• **Exercise objective**
A single number is the required answer: the count of lines in the listing below that hold the string "false".

• **Extracted material**

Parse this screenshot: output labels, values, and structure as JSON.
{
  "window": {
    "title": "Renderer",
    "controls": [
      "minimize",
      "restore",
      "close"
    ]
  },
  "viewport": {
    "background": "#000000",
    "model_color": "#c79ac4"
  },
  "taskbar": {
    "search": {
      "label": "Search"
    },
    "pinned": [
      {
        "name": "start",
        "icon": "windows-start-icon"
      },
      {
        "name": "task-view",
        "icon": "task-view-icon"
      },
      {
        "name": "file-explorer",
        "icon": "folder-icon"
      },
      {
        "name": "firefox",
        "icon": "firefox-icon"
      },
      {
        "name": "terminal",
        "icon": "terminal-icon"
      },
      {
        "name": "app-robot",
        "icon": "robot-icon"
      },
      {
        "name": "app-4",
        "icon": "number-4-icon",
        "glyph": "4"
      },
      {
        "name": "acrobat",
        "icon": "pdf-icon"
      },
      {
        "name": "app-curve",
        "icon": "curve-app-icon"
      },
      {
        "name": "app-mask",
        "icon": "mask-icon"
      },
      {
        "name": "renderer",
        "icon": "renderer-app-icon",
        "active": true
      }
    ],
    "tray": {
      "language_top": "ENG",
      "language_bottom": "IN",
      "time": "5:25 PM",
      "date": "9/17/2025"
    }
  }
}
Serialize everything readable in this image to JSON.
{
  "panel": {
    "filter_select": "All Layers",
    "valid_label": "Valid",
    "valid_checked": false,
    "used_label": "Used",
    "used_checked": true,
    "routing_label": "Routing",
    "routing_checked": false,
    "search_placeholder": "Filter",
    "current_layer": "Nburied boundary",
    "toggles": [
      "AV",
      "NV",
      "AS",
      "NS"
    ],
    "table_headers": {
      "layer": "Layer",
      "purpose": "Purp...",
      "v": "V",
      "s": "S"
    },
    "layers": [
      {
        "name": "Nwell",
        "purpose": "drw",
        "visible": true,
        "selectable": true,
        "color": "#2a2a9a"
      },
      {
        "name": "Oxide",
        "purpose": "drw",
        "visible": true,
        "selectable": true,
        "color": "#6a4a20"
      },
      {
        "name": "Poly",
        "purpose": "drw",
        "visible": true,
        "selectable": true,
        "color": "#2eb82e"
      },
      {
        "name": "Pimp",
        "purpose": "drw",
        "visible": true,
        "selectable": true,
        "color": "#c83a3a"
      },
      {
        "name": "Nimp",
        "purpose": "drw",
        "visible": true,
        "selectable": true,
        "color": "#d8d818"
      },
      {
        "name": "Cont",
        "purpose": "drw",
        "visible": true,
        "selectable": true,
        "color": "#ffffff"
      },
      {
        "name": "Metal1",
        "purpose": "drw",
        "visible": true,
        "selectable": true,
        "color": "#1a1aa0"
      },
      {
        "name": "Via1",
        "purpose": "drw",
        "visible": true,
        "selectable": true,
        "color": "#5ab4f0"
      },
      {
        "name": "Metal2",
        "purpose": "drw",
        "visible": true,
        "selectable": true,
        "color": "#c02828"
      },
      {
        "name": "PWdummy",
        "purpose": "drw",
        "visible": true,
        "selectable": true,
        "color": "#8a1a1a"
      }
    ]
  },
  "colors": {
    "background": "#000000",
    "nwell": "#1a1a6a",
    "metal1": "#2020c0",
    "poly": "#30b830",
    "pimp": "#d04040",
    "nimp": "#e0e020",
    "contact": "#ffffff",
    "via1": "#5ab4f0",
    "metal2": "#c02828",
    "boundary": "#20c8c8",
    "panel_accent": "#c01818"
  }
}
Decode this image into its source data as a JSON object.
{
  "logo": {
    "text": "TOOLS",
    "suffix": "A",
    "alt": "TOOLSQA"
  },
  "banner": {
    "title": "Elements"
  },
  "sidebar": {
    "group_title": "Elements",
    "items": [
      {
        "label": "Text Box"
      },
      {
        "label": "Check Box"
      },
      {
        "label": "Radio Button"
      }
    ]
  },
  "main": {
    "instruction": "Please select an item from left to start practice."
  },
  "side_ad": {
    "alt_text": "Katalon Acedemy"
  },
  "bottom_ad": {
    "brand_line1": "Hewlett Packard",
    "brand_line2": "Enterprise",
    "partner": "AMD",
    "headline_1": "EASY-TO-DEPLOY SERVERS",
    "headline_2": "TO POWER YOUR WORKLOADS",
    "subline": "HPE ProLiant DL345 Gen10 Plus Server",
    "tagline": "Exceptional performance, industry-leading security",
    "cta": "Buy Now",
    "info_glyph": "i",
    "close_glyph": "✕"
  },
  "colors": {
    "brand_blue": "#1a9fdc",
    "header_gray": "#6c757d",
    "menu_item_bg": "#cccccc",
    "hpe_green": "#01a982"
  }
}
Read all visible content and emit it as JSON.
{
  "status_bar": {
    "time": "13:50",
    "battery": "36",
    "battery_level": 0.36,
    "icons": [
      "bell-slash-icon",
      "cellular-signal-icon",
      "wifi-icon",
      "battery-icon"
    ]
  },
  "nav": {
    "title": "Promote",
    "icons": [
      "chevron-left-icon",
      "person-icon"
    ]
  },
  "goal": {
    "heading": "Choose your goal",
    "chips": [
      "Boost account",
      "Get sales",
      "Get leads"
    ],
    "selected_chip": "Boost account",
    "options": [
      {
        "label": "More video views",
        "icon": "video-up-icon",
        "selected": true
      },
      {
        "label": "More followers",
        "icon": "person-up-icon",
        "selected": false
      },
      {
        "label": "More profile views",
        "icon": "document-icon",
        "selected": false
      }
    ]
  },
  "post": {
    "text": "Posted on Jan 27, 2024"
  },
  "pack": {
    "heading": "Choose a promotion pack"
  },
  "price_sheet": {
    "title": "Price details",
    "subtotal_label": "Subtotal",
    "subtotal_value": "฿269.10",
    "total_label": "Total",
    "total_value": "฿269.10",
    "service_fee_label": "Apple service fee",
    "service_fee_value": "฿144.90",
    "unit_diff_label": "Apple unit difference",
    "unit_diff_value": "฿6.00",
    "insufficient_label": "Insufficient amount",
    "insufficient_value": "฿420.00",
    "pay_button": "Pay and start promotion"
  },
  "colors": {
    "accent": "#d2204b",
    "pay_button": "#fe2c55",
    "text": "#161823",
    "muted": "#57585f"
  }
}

• **Written response**
4